◆ **EXERCISE DETAILS**: Without changing anything, set down every line shown below.

[Start of Attachment]

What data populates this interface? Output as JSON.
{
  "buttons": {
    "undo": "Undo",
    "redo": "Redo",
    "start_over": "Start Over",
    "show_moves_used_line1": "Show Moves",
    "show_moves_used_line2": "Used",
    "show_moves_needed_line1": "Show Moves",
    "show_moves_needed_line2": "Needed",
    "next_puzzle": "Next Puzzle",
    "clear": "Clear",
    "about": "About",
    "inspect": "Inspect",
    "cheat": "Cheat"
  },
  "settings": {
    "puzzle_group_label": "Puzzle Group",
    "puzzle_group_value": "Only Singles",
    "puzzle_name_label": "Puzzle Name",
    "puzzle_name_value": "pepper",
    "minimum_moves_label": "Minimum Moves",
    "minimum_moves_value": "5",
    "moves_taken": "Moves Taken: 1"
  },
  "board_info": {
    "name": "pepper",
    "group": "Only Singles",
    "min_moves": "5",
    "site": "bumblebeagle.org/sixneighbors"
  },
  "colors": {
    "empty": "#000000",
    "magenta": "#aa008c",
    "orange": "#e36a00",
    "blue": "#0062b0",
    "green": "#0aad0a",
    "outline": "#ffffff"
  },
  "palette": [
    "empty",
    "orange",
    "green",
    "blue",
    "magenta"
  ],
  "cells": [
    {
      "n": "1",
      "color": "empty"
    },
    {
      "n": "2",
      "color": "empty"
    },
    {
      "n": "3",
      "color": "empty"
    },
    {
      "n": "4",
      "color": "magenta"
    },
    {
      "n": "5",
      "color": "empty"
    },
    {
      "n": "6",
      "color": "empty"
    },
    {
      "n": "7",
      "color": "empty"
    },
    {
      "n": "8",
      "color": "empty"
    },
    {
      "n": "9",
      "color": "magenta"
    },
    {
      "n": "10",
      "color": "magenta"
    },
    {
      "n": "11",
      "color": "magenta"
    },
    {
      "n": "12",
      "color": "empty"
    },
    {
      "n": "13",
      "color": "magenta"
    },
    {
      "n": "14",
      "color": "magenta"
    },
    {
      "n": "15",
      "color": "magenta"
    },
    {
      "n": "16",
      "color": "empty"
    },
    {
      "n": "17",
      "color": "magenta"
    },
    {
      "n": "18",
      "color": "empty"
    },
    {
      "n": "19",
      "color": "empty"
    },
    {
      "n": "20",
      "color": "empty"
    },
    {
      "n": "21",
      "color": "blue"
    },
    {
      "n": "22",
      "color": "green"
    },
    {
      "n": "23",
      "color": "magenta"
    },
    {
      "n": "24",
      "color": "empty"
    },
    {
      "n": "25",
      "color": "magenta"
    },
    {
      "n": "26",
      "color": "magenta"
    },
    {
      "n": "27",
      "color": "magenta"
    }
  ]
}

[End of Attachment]

◆ **THE ANSWER**:
What data populates this interface? Output as JSON.
{
  "buttons": {
    "undo": "Undo",
    "redo": "Redo",
    "start_over": "Start Over",
    "show_moves_used_line1": "Show Moves",
    "show_moves_used_line2": "Used",
    "show_moves_needed_line1": "Show Moves",
    "show_moves_needed_line2": "Needed",
    "next_puzzle": "Next Puzzle",
    "clear": "Clear",
    "about": "About",
    "inspect": "Inspect",
    "cheat": "Cheat"
  },
  "settings": {
    "puzzle_group_label": "Puzzle Group",
    "puzzle_group_value": "Only Singles",
    "puzzle_name_label": "Puzzle Name",
    "puzzle_name_value": "pepper",
    "minimum_moves_label": "Minimum Moves",
    "minimum_moves_value": "5",
    "moves_taken": "Moves Taken: 1"
  },
  "board_info": {
    "name": "pepper",
    "group": "Only Singles",
    "min_moves": "5",
    "site": "bumblebeagle.org/sixneighbors"
  },
  "colors": {
    "empty": "#000000",
    "magenta": "#aa008c",
    "orange": "#e36a00",
    "blue": "#0062b0",
    "green": "#0aad0a",
    "outline": "#ffffff"
  },
  "palette": [
    "empty",
    "orange",
    "green",
    "blue",
    "magenta"
  ],
  "cells": [
    {
      "n": "1",
      "color": "empty"
    },
    {
      "n": "2",
      "color": "empty"
    },
    {
      "n": "3",
      "color": "empty"
    },
    {
      "n": "4",
      "color": "magenta"
    },
    {
      "n": "5",
      "color": "empty"
    },
    {
      "n": "6",
      "color": "empty"
    },
    {
      "n": "7",
      "color": "empty"
    },
    {
      "n": "8",
      "color": "empty"
    },
    {
      "n": "9",
      "color": "magenta"
    },
    {
      "n": "10",
      "color": "magenta"
    },
    {
      "n": "11",
      "color": "magenta"
    },
    {
      "n": "12",
      "color": "empty"
    },
    {
      "n": "13",
      "color": "magenta"
    },
    {
      "n": "14",
      "color": "magenta"
    },
    {
      "n": "15",
      "color": "magenta"
    },
    {
      "n": "16",
      "color": "empty"
    },
    {
      "n": "17",
      "color": "magenta"
    },
    {
      "n": "18",
      "color": "empty"
    },
    {
      "n": "19",
      "color": "empty"
    },
    {
      "n": "20",
      "color": "empty"
    },
    {
      "n": "21",
      "color": "blue"
    },
    {
      "n": "22",
      "color": "green"
    },
    {
      "n": "23",
      "color": "magenta"
    },
    {
      "n": "24",
      "color": "empty"
    },
    {
      "n": "25",
      "color": "magenta"
    },
    {
      "n": "26",
      "color": "magenta"
    },
    {
      "n": "27",
      "color": "magenta"
    }
  ]
}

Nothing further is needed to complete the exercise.